He said the Koh Kong port is of marginal significance at present, but its influence would be greatly enhanced if a proposed canal in Thailand is built that would significantly shorten and reroute Middle East to Asia shipping routes.
China has long been trying to resolve its so-called “Malacca dilemma”, a potential strategic chokepoint between Malaysia and Indonesia the US Navy or other hostile power could potentially block in a conflict scenario.
A massive amount of China’s exports and imports, including as much as 80% of its fuel imports, currently pass through the narrow strait. One proposed solution to China’s Malacca dilemma is a canal in Thailand, which if ever built the Koh Kong port would strategically sit across from.
While the Thai canal, first broached in the 16th century, is still a pipe dream, Thayer noted that “China has so much money to throw around” and the terms of the agreement with Cambodia were so favorable that it made sense to establish a potential future stronghold in the area anyway.
“Chinese money is flowing wherever it can [in the region],” he said. “Having a military base [at Koh Kong] doesn’t make sense,” Thayer said, while adding it “bears watching.”
The most provocative suggestion in the C4ADS report is that the Koh Kong port, which will be deep enough to house frigates and destroyers, could be used in future as a military base.
The report acknowledges that there is no evidence of this yet, but that the “tourism” component of the project seems to be giving rise to more of a self-sustained Chinese city than a resort.
“Today, the Pilot Zone’s master plan imagines building a nearly complete economy, with medical treatment centers, condominiums, resorts and hotels, manufacturing facilities, a deep-water port, and an international airport,” the report says.
Bonnie Glaser, a Southeast Asia expert with the Washington-based Center for Strategic and International Studies, suggests China would likely use any opportunity it can to gain strategic advantages in the region.
“China is investing in many ports, and most are likely for commercial purposes. If there are opportunities to use them for military purposes, then I think China will do so. But that doesn’t prove it has a strategic plan,” she said.
Exiled former opposition leader Sam Rainsy has seized on the Koh Kong deal as proof that Hun Sen is selling out national interests.
“He is also violating the Constitution and the 1991 Paris Accords with his secretive policy in giving control of Cambodia’s territories to a foreign power,” Rainsy said in an email to Asia Times.
While China and Cambodia have attempted to present the Koh Kong development and investment as a “win-win” for both sides, Rainsy said it’s really a “win-win-lose” – whereby Chinese investors and Cambodian officials “win” and the Cambodian people are “the big loser.”
Alejandro Gonzalez-Davidson, head of the environmental NGO Mother Nature, concurs that the project has not benefitted grass roots Cambodians.
Mother Nature works extensively in Koh Kong in areas where local officials have allegedly pillaged previously protected natural resources.

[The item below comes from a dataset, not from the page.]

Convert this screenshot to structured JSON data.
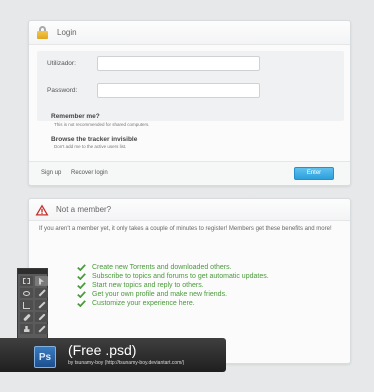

Two activists were arrested for exposing damaging sand-dredging in the province in 2017, while Gonzalez-Davidson, a Spanish national with a decade of experience of environmental activism in Cambodia, was forcibly deported in 2015 after Hun Sen ordered he leave or be removed.
Gonzalez-Davidson said the government originally presented the investment – which he refers to as a “scam” – as a project that would bring thousands of local jobs and turn Koh Kong into Cambodia’s version of Hong Kong. Instead, many of the local people have been evicted and their livelihoods destroyed, he said.

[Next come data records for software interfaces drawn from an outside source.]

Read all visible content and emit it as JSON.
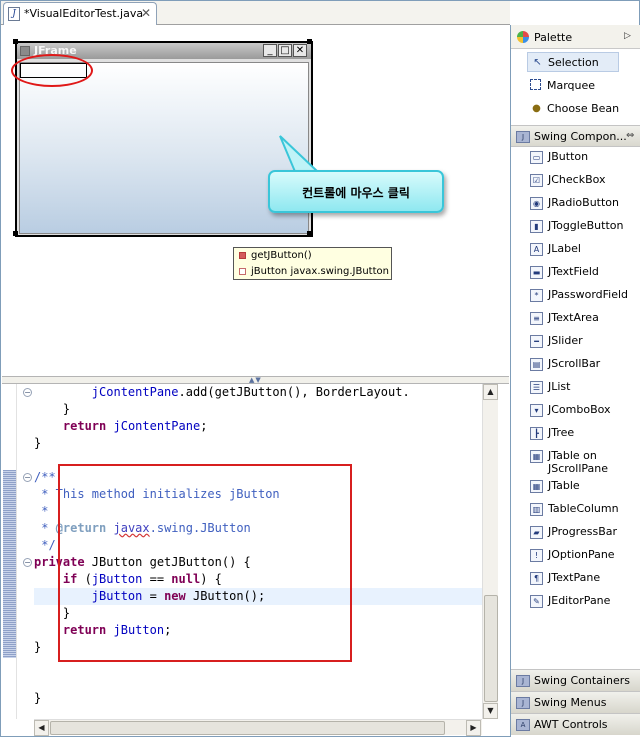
{
  "editor_tab": {
    "title": "*VisualEditorTest.java",
    "icon": "java-file-icon",
    "close": "✕"
  },
  "canvas": {
    "jframe_title": "JFrame",
    "window_buttons": [
      "_",
      "□",
      "✕"
    ],
    "callout_text": "컨트롤에 마우스 클릭",
    "popup_items": [
      "getJButton()",
      "jButton javax.swing.JButton"
    ]
  },
  "code_lines": [
    {
      "indent": "        ",
      "parts": [
        {
          "t": "jContentPane",
          "c": "fld"
        },
        {
          "t": ".add(getJButton(), BorderLayout.",
          "c": ""
        }
      ]
    },
    {
      "indent": "    ",
      "parts": [
        {
          "t": "}",
          "c": ""
        }
      ]
    },
    {
      "indent": "    ",
      "parts": [
        {
          "t": "return",
          "c": "kw"
        },
        {
          "t": " ",
          "c": ""
        },
        {
          "t": "jContentPane",
          "c": "fld"
        },
        {
          "t": ";",
          "c": ""
        }
      ]
    },
    {
      "indent": "",
      "parts": [
        {
          "t": "}",
          "c": ""
        }
      ]
    },
    {
      "indent": "",
      "parts": []
    },
    {
      "indent": "",
      "parts": [
        {
          "t": "/**",
          "c": "cmt"
        }
      ]
    },
    {
      "indent": "",
      "parts": [
        {
          "t": " * This method initializes jButton",
          "c": "cmt"
        }
      ]
    },
    {
      "indent": "",
      "parts": [
        {
          "t": " *",
          "c": "cmt"
        }
      ]
    },
    {
      "indent": "",
      "parts": [
        {
          "t": " * ",
          "c": "cmt"
        },
        {
          "t": "@return",
          "c": "tag"
        },
        {
          "t": " ",
          "c": "cmt"
        },
        {
          "t": "javax",
          "c": "ref"
        },
        {
          "t": ".swing.JButton",
          "c": "cmt"
        }
      ]
    },
    {
      "indent": "",
      "parts": [
        {
          "t": " */",
          "c": "cmt"
        }
      ]
    },
    {
      "indent": "",
      "parts": [
        {
          "t": "private",
          "c": "kw"
        },
        {
          "t": " JButton getJButton() {",
          "c": ""
        }
      ]
    },
    {
      "indent": "    ",
      "parts": [
        {
          "t": "if",
          "c": "kw"
        },
        {
          "t": " (",
          "c": ""
        },
        {
          "t": "jButton",
          "c": "fld"
        },
        {
          "t": " == ",
          "c": ""
        },
        {
          "t": "null",
          "c": "kw"
        },
        {
          "t": ") {",
          "c": ""
        }
      ]
    },
    {
      "indent": "        ",
      "parts": [
        {
          "t": "jButton",
          "c": "fld"
        },
        {
          "t": " = ",
          "c": ""
        },
        {
          "t": "new",
          "c": "kw"
        },
        {
          "t": " JButton();",
          "c": ""
        }
      ]
    },
    {
      "indent": "    ",
      "parts": [
        {
          "t": "}",
          "c": ""
        }
      ]
    },
    {
      "indent": "    ",
      "parts": [
        {
          "t": "return",
          "c": "kw"
        },
        {
          "t": " ",
          "c": ""
        },
        {
          "t": "jButton",
          "c": "fld"
        },
        {
          "t": ";",
          "c": ""
        }
      ]
    },
    {
      "indent": "",
      "parts": [
        {
          "t": "}",
          "c": ""
        }
      ]
    },
    {
      "indent": "",
      "parts": []
    },
    {
      "indent": "",
      "parts": []
    },
    {
      "indent": "",
      "parts": [
        {
          "t": "}",
          "c": ""
        }
      ]
    }
  ],
  "palette": {
    "title": "Palette",
    "tools": [
      {
        "label": "Selection",
        "icon": "arrow-pointer-icon",
        "selected": true
      },
      {
        "label": "Marquee",
        "icon": "marquee-icon",
        "selected": false
      },
      {
        "label": "Choose Bean",
        "icon": "bean-icon",
        "selected": false
      }
    ],
    "swing_components_header": "Swing Compon...",
    "swing_components": [
      {
        "label": "JButton",
        "icon": "jbutton-icon"
      },
      {
        "label": "JCheckBox",
        "icon": "jcheckbox-icon"
      },
      {
        "label": "JRadioButton",
        "icon": "jradiobutton-icon"
      },
      {
        "label": "JToggleButton",
        "icon": "jtogglebutton-icon"
      },
      {
        "label": "JLabel",
        "icon": "jlabel-icon"
      },
      {
        "label": "JTextField",
        "icon": "jtextfield-icon"
      },
      {
        "label": "JPasswordField",
        "icon": "jpasswordfield-icon"
      },
      {
        "label": "JTextArea",
        "icon": "jtextarea-icon"
      },
      {
        "label": "JSlider",
        "icon": "jslider-icon"
      },
      {
        "label": "JScrollBar",
        "icon": "jscrollbar-icon"
      },
      {
        "label": "JList",
        "icon": "jlist-icon"
      },
      {
        "label": "JComboBox",
        "icon": "jcombobox-icon"
      },
      {
        "label": "JTree",
        "icon": "jtree-icon"
      },
      {
        "label": "JTable on\nJScrollPane",
        "icon": "jtable-scrollpane-icon"
      },
      {
        "label": "JTable",
        "icon": "jtable-icon"
      },
      {
        "label": "TableColumn",
        "icon": "tablecolumn-icon"
      },
      {
        "label": "JProgressBar",
        "icon": "jprogressbar-icon"
      },
      {
        "label": "JOptionPane",
        "icon": "joptionpane-icon"
      },
      {
        "label": "JTextPane",
        "icon": "jtextpane-icon"
      },
      {
        "label": "JEditorPane",
        "icon": "jeditorpane-icon"
      }
    ],
    "drawers": [
      "Swing Containers",
      "Swing Menus",
      "AWT Controls"
    ]
  }
}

“It could very well mean that Cambodia’s future sovereignty and independence is jeopardized, but for the local communities who were forcibly evicted off their land it is more straightforward: their land and surrounding resources were stolen from them through deceit, violence and fraud.”